But efforts to thwart tobacco addiction also have had a long-standing economic nemesis: Big Tobacco. Well before the Surgeon General’s report in 1964, the tobacco industry waged an unending lobbying and public relations campaign to simultaneously promote cigarettes and block any potentially effective antismoking initiative. The most well known of the industry’s efforts was the infamous 1954 “Frank Statement to Cigarette Smokers” published in more than 400 national newspapers, in which Big Tobacco used phony science to purposely deceive the public about the health risks of smoking.
Years later, the release of millions of pages of secret documents exposed Big Tobacco’s big lie, laying the groundwork for class actions such as the landmark 1998 Master Settlement Agreement between the states and the tobacco industry. The monies from the class-action settlements were earmarked for tobacco prevention.
Politics of Tobacco
The tobacco industry has always been a major player in congressional races, especially in Southern tobacco-growing states. Moreover, the industry is notoriously bipartisan in their political donations, and members of both parties have returned the favor by voting for tobacco interests.
“The 2014 Surgeon General’s report provides irrefutable evidence that elected officials hold the key to ending death and disease caused by tobacco use,” Harold P. Wimmer, American Lung Association National President and CEO, stressed in a public statement.
However, former ASCO President Paul Bunn, MD, gave this sobering assessment to The ASCO Post: “It is likely that the authors of the original Surgeon General’s report would not have foreseen the ability of tobacco companies to hinder efforts to eliminate tobacco smoking in the United States and Big Tobacco’s huge success in promoting smoking in underdeveloped nations. The American public can only view this as additional evidence that the Congress can be easily bought by private monies, and that these monies are more important to them than the public health of our citizens or the millions of citizens around the world who will die 10 to 20 years earlier due to their tobacco addiction.”
Speaking with The ASCO Post, Dr. Hudis also commented that American Big Tobacco has had great success at exporting this problem globally. “They successfully challenge labeling and restrictions around the world, sometimes under the guise of the free trade agreements our country signs with others,” he noted.

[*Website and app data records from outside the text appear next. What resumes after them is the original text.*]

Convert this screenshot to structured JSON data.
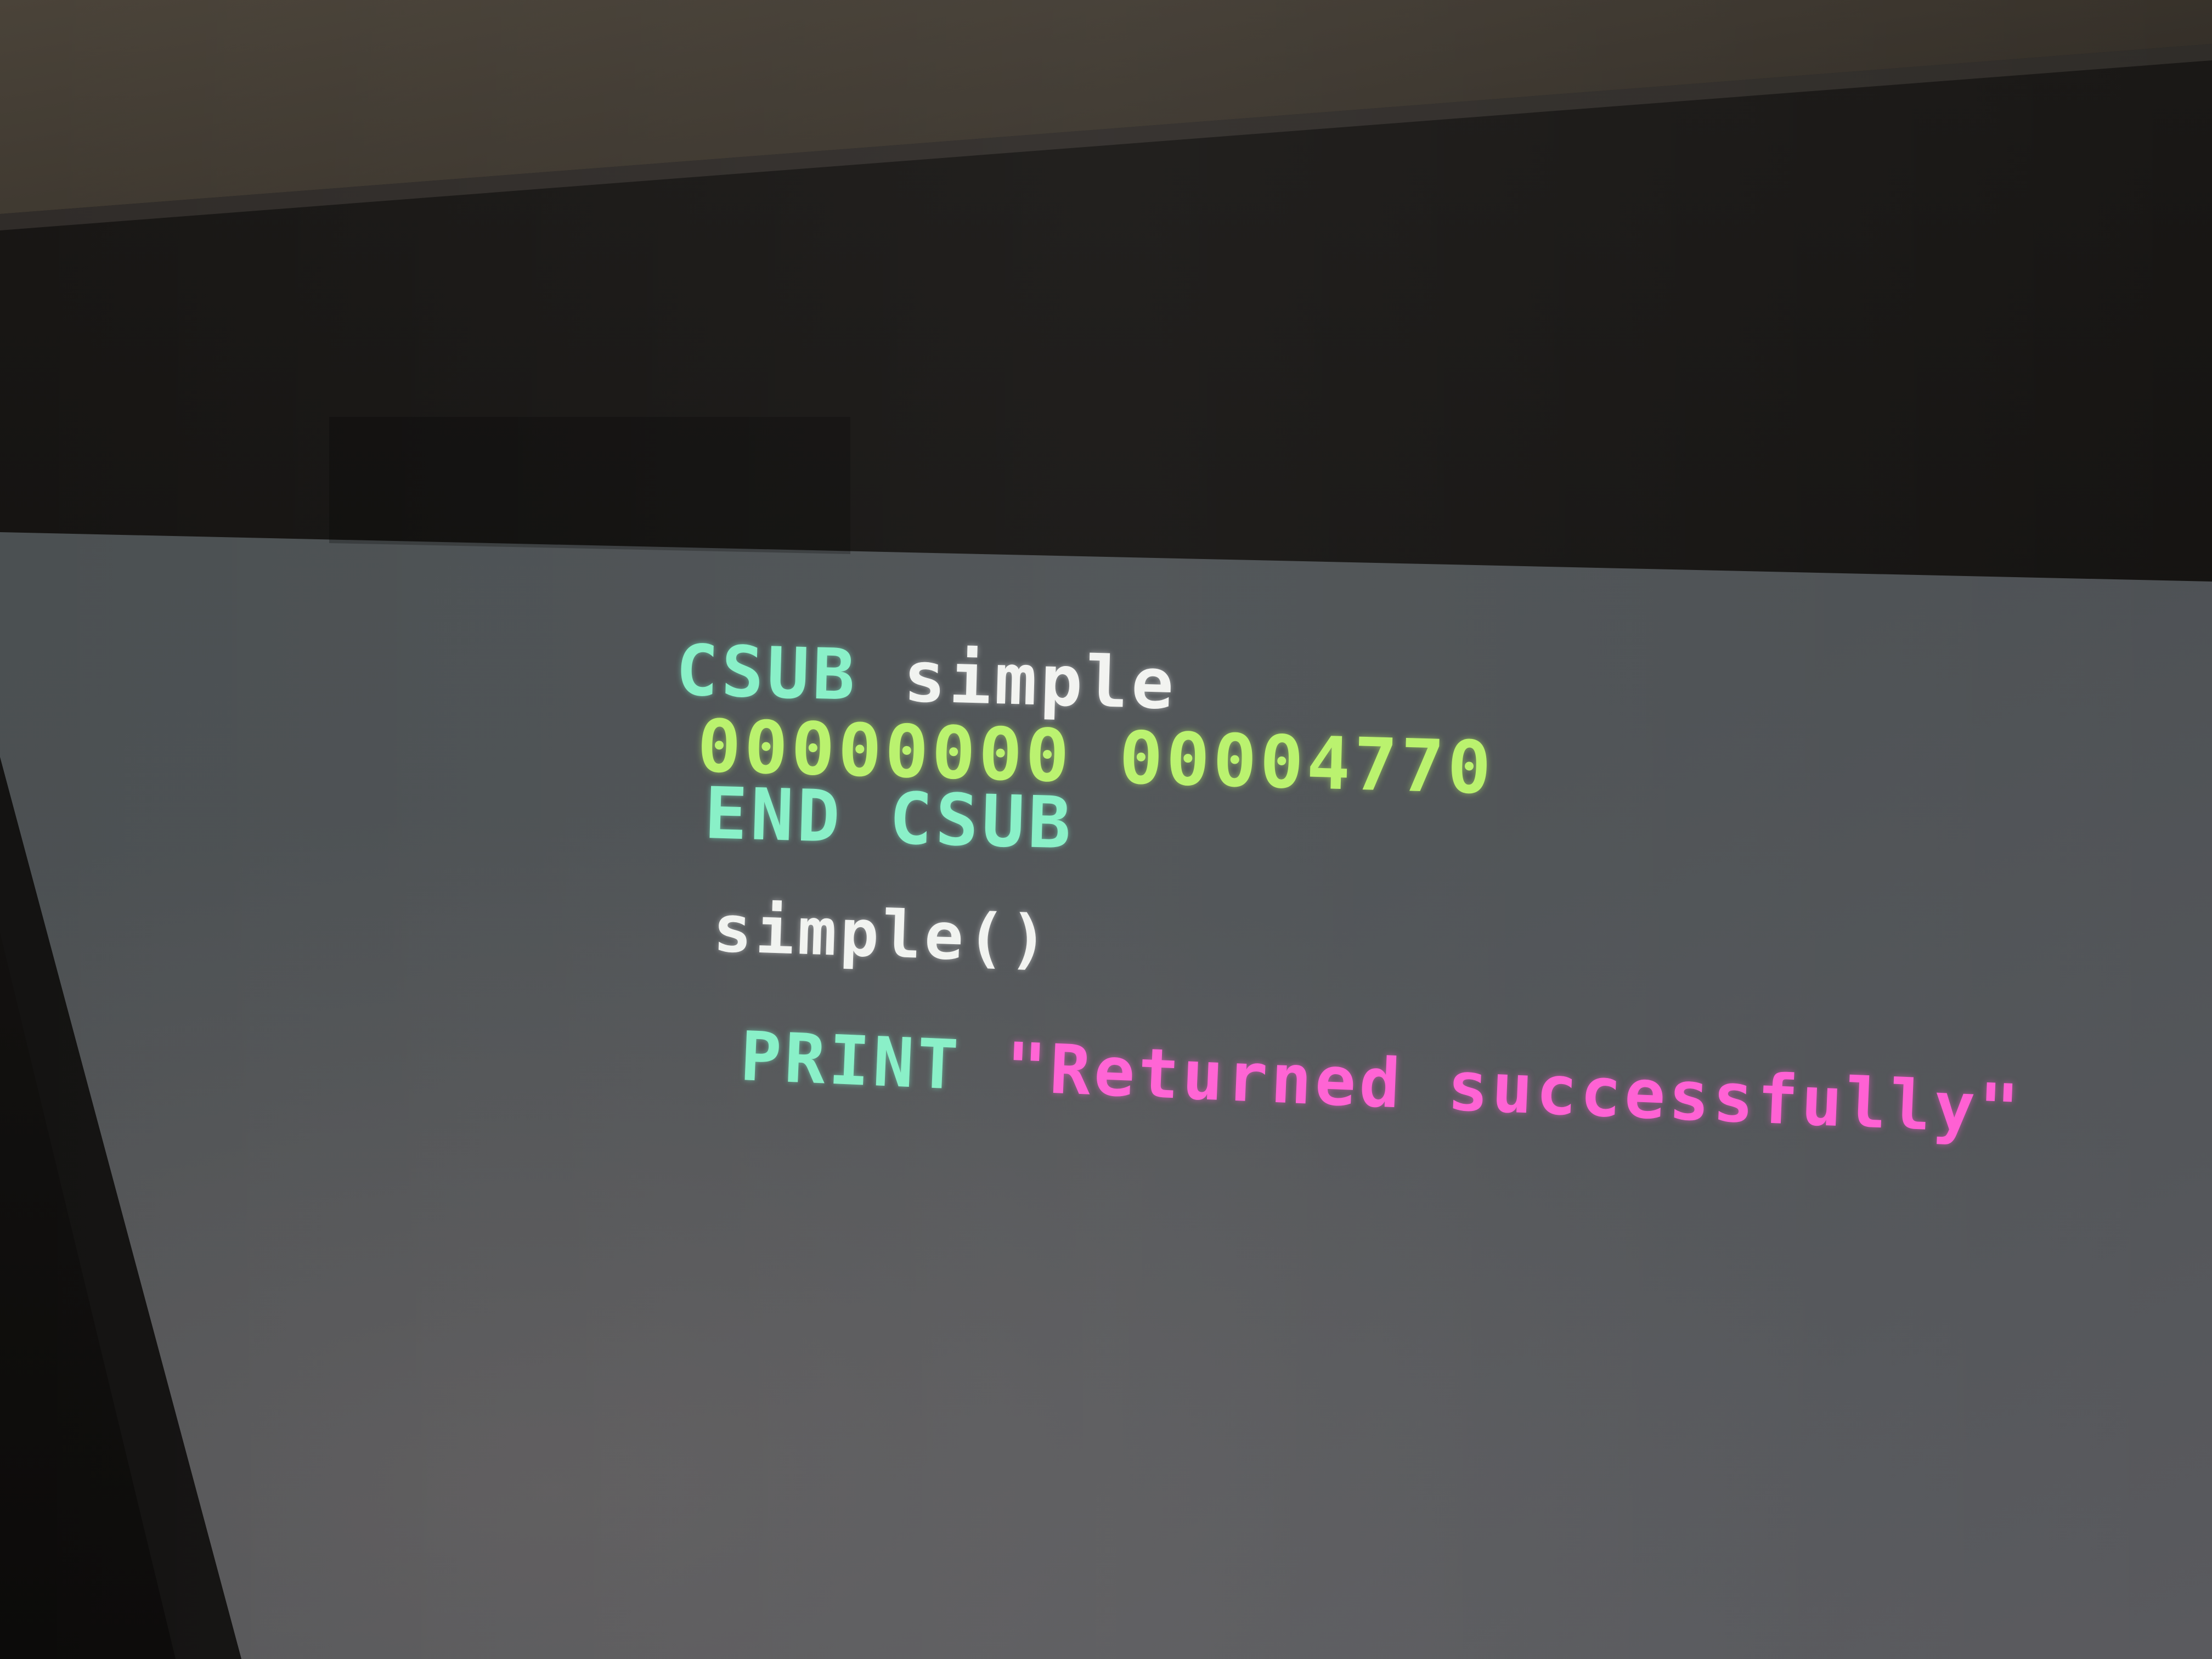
{
  "screen": {
    "lines": [
      {
        "keyword": "CSUB",
        "identifier": "simple"
      },
      {
        "hex1": "00000000",
        "hex2": "00004770"
      },
      {
        "keyword": "END CSUB"
      },
      {
        "call": "simple()"
      },
      {
        "keyword": "PRINT",
        "string": "\"Returned successfully\""
      }
    ]
  },
  "colors": {
    "keyword": "#86f0c6",
    "identifier": "#f1f3f0",
    "hex": "#b8f26a",
    "string": "#ff5fd3",
    "screen_background": "#4f5356"
  }
}
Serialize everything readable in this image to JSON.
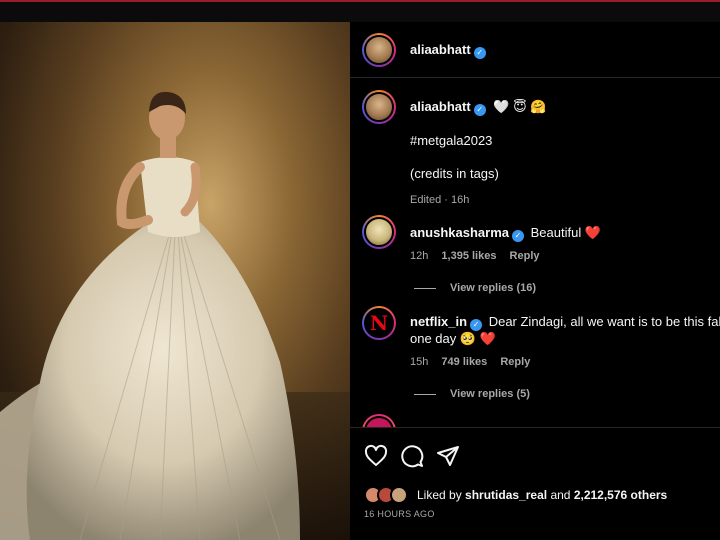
{
  "post": {
    "author": "aliaabhatt",
    "caption_line1_suffix": "🤍 😇 🤗",
    "caption_hashtag": "#metgala2023",
    "caption_credits": "(credits in tags)",
    "caption_meta": "Edited · 16h"
  },
  "comments": [
    {
      "username": "anushkasharma",
      "text": "Beautiful",
      "emoji": "❤️",
      "age": "12h",
      "likes": "1,395 likes",
      "reply_label": "Reply",
      "view_replies": "View replies (16)"
    },
    {
      "username": "netflix_in",
      "text_line1": "Dear Zindagi, all we want is to be this fabu",
      "text_line2": "one day",
      "emoji": "🥺 ❤️",
      "age": "15h",
      "likes": "749 likes",
      "reply_label": "Reply",
      "view_replies": "View replies (5)"
    }
  ],
  "actions": {
    "like_icon": "heart-outline-icon",
    "comment_icon": "speech-bubble-icon",
    "share_icon": "paper-plane-icon"
  },
  "likes": {
    "prefix": "Liked by",
    "user": "shrutidas_real",
    "middle": "and",
    "count": "2,212,576 others"
  },
  "timestamp": "16 HOURS AGO",
  "colors": {
    "verified": "#3897f0",
    "heart": "#ed4956",
    "netflix": "#e50914",
    "muted_text": "#a8a8a8"
  }
}
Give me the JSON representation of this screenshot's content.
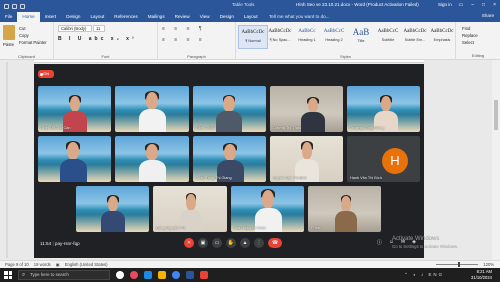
{
  "titlebar": {
    "context": "Table Tools",
    "title": "Hình Seo ve 23.10.21.docx - Word (Product Activation Failed)",
    "sign_in": "Sign in"
  },
  "tabs": [
    "File",
    "Home",
    "Insert",
    "Design",
    "Layout",
    "References",
    "Mailings",
    "Review",
    "View",
    "Design",
    "Layout"
  ],
  "tell_me": "Tell me what you want to do...",
  "share": "Share",
  "ribbon": {
    "paste": "Paste",
    "cut": "Cut",
    "copy": "Copy",
    "format_painter": "Format Painter",
    "clipboard": "Clipboard",
    "font_name": "Calibri (Body)",
    "font_size": "11",
    "font_buttons": "B I U abc x₂ x²",
    "font_group": "Font",
    "paragraph_group": "Paragraph",
    "styles_group": "Styles",
    "editing_group": "Editing",
    "find": "Find",
    "replace": "Replace",
    "select": "Select",
    "styles": [
      {
        "sample": "AaBbCcDc",
        "name": "¶ Normal"
      },
      {
        "sample": "AaBbCcDc",
        "name": "¶ No Spac..."
      },
      {
        "sample": "AaBbCc",
        "name": "Heading 1"
      },
      {
        "sample": "AaBbCcC",
        "name": "Heading 2"
      },
      {
        "sample": "AaB",
        "name": "Title"
      },
      {
        "sample": "AaBbCcC",
        "name": "Subtitle"
      },
      {
        "sample": "AaBbCcDc",
        "name": "Subtle Em..."
      },
      {
        "sample": "AaBbCcDc",
        "name": "Emphasis"
      }
    ]
  },
  "meeting": {
    "record": "Ghi",
    "time": "11:54",
    "code": "pay-rsnr-fqp",
    "participants": [
      {
        "name": "Trần Thị Thu Cần"
      },
      {
        "name": ""
      },
      {
        "name": "Ninh Thị Ái"
      },
      {
        "name": "Dương Thị Thao"
      },
      {
        "name": "Trương Công Giảng"
      },
      {
        "name": ""
      },
      {
        "name": ""
      },
      {
        "name": "Tuấn Tổng Thị Giang"
      },
      {
        "name": "Huỳnh Văn Thị Bích"
      },
      {
        "name": "Hạnh Văn Thị Bích"
      },
      {
        "name": ""
      },
      {
        "name": "Đặng Nguyễn Thị"
      },
      {
        "name": "Trần Nguyễn Hoàn"
      },
      {
        "name": "Phân"
      }
    ],
    "avatar_letter": "H",
    "activate_title": "Activate Windows",
    "activate_sub": "Go to Settings to activate Windows."
  },
  "status": {
    "page": "Page 9 of 10",
    "words": "19 words",
    "language": "English (United States)",
    "zoom": "120%"
  },
  "taskbar": {
    "search_placeholder": "Type here to search",
    "time": "8:21 AM",
    "date": "31/10/2024",
    "tray": "ENG"
  }
}
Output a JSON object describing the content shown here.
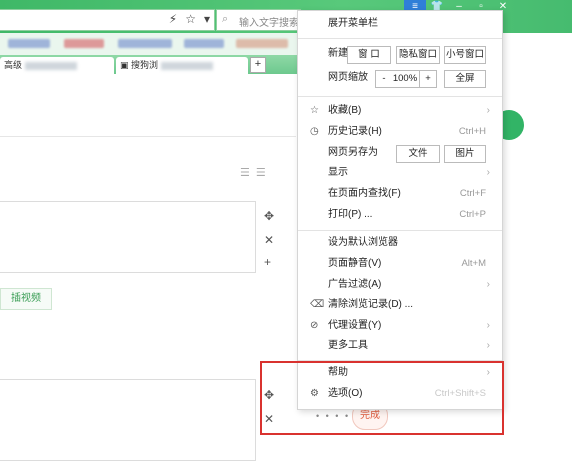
{
  "address_bar": {
    "icons": [
      "lightning-icon",
      "star-icon",
      "dropdown-icon"
    ]
  },
  "search": {
    "placeholder": "输入文字搜索"
  },
  "tabs": [
    {
      "label": "高级"
    },
    {
      "label": "搜狗浏"
    }
  ],
  "page": {
    "video_button": "插视频",
    "done_button": "完成",
    "dots": "• • • • •"
  },
  "menu": {
    "expand_menubar": "展开菜单栏",
    "new_label": "新建",
    "new_window": "窗 口",
    "private_window": "隐私窗口",
    "small_window": "小号窗口",
    "zoom_label": "网页缩放",
    "zoom_minus": "-",
    "zoom_value": "100%",
    "zoom_plus": "+",
    "fullscreen": "全屏",
    "favorites": "收藏(B)",
    "history": "历史记录(H)",
    "history_shortcut": "Ctrl+H",
    "save_as": "网页另存为",
    "save_file": "文件",
    "save_image": "图片",
    "display": "显示",
    "find_in_page": "在页面内查找(F)",
    "find_shortcut": "Ctrl+F",
    "print": "打印(P) ...",
    "print_shortcut": "Ctrl+P",
    "set_default": "设为默认浏览器",
    "mute_page": "页面静音(V)",
    "mute_shortcut": "Alt+M",
    "ad_filter": "广告过滤(A)",
    "clear_records": "清除浏览记录(D) ...",
    "proxy": "代理设置(Y)",
    "more_tools": "更多工具",
    "help": "帮助",
    "options": "选项(O)",
    "options_shortcut": "Ctrl+Shift+S"
  },
  "colors": {
    "chrome_green": "#46bb6f",
    "highlight_red": "#d9322f",
    "done_orange": "#e05a3c"
  }
}
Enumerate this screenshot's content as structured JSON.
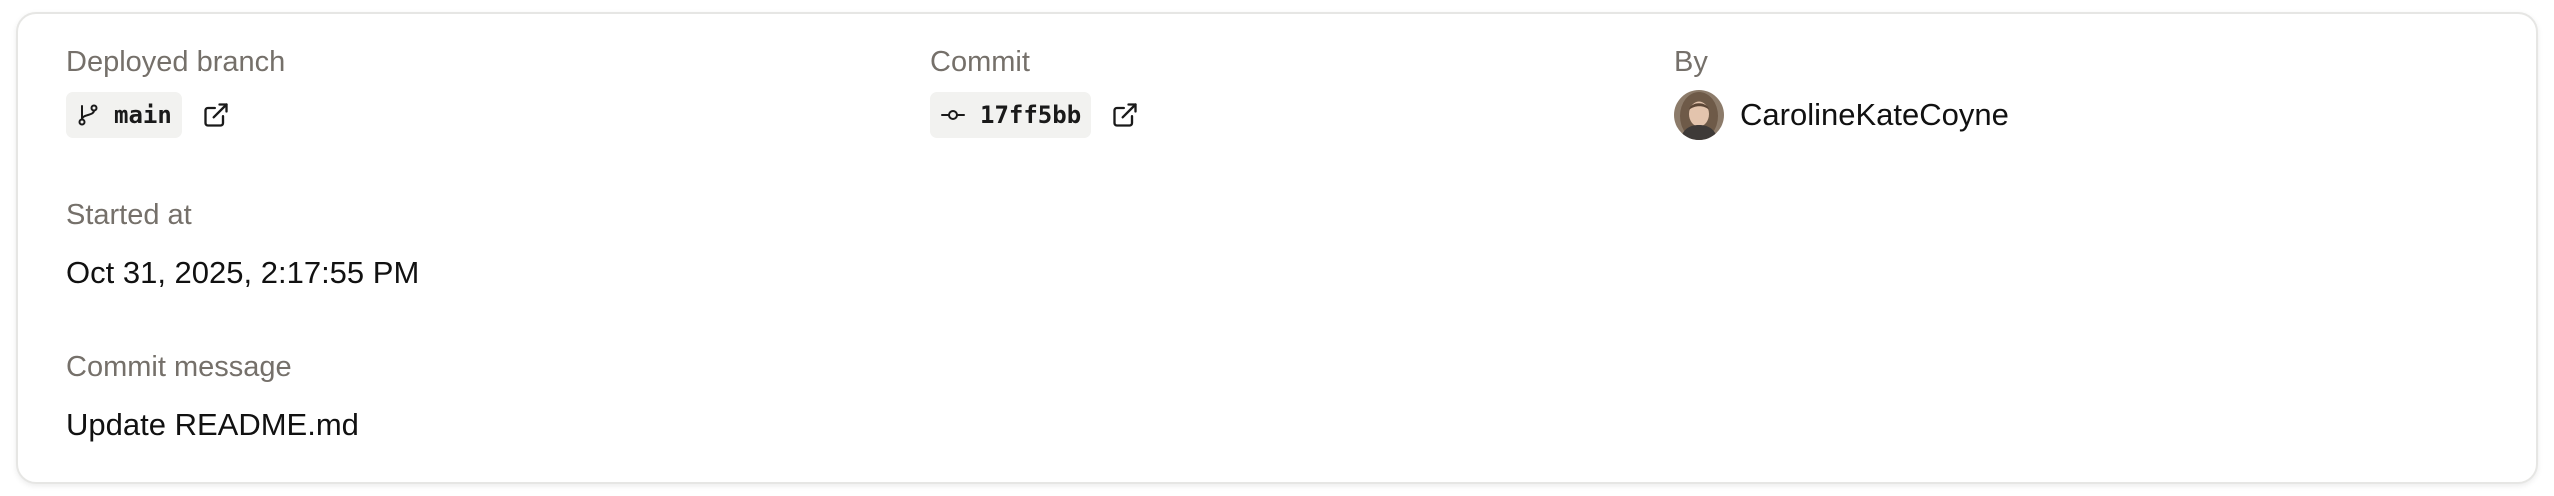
{
  "deployed_branch": {
    "label": "Deployed branch",
    "value": "main",
    "icon": "git-branch-icon",
    "link_icon": "external-link-icon"
  },
  "commit": {
    "label": "Commit",
    "value": "17ff5bb",
    "icon": "git-commit-icon",
    "link_icon": "external-link-icon"
  },
  "by": {
    "label": "By",
    "value": "CarolineKateCoyne",
    "icon": "avatar"
  },
  "started_at": {
    "label": "Started at",
    "value": "Oct 31, 2025, 2:17:55 PM"
  },
  "commit_message": {
    "label": "Commit message",
    "value": "Update README.md"
  },
  "colors": {
    "label": "#75706a",
    "value": "#111111",
    "chip_background": "#f2f2f0",
    "card_border": "#e6e6e4"
  }
}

Although the changing tides of culture, politics, and economics have challenged our efforts to curb smoking, the Surgeon General’s report demonstrated that well directed antismoking programs do reduce the rate of smoking. A recent report in JAMA concluded that between 1964 and 2012, tobacco control was estimated to have saved 8 million premature tobacco-related deaths.1
Despite vast progress, lung cancer remains America’s number-one cause of preventable death. Therefore, the unequivocal call for action generated by the Surgeon General’s report in 1964 is as powerful today as it was 50 years ago. ■
Disclosure: Drs. Hudis and Bunn reported no potential conflicts of interest.
1. Holford TR, Meza R, Warner KE, et al: Tobacco control and the reduction in smoking-related premature deaths in the United States, 1964-2012. JAMA 311:164-171, 2014.